Another resource to check out would be Ophea’s All About H&PE, which includes tools to strengthen your understanding and knowledge of the five Fundamental Principles that underpin the H&PE curriculum. “The All About H&PE posters and videos are great to use in professional development settings, at staff meetings, to simply support individual reflection or start a conversation with a colleague or student.” says Gardner. They are very clear and concise, making understanding the integration of the Fundamental Principles into an H&PE program straightforward.

For more resources related to mental health and well-being, educators can also turn to organizations like Healthy Minds Canada, Kids Help Phone and Parent Action on Drugs or consult the Ministry of Education’s document: Supporting Minds: An Educator’s Guide to Promoting Students’ Mental Health and Well-Being.

Involve parents and other community partners...

In addition to developing healthy habits and building resilience; feeling safe, valued and included in the community are vital components of mental health. By creating a supportive social environment—not just at school, but also at home and in the larger community—we can help to ensure that students are supported in all of their environments.

“Collaboration is a fundamental part of successfully creating supportive environments for children,” says Beben. “Many anti-bullying campaigns involve school staff, students, parents and community members. And since mental health is intrinsically connected to nutrition and physical health, community leaders often organize free events that promote nutrition and get families engaged in fun, physical activities.” By way of example, Beben points to comprehensive school health initiatives like P.A.L.S. (Playground Activity Leaders in Schools), Turn off the Screens and Safe Walk/Ride to school programs.

“Educators can also work more closely with public health across the province to address student mental health and well-being and healthy weights,” suggests Meyer. “Public health units have great resources and work in partnership with schools.” Likewise, school boards have mental health leads who educators can reach out to for support.

When it comes to mental health, knowledge is power.

Fostering mental health in a generation of Ontario children is a big job—and not one that educators can (or should) tackle alone. The help of parents and community partners is essential. That said, when it comes to fostering mental health, schools have a central role to play.

“Teachers see students for six hours a day and potentially year after year,” says Gardner. “They build relationships with students as well as observe students interactions with each other. They’re able to notice changes in behaviour and communicate about these changes to parents.
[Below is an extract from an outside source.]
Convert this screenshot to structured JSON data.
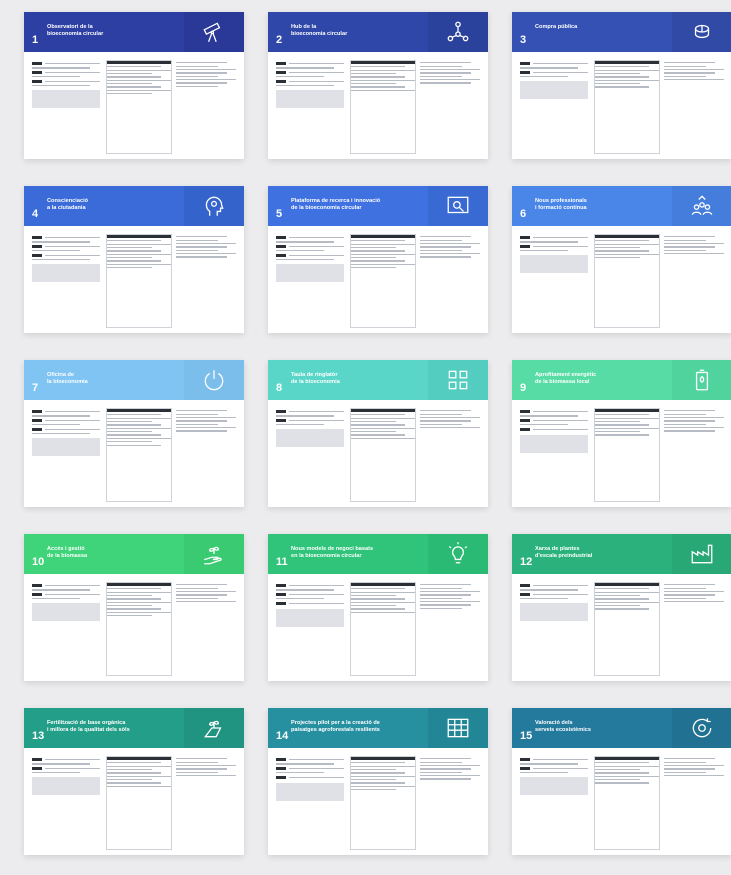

As well, they’re in a position to facilitate next steps with parents, community members and other teachers if required.” However, in order to properly support students, educators must first make it their business to learn all they can about mental health challenges and resources.

“Knowledge is power,” concludes Barrow. “The more we know, the more we can help our students.”

Likewise, the more students know about mental health, well-being and mental illness, the better they can help themselves and support others as they learn to navigate life’s challenges.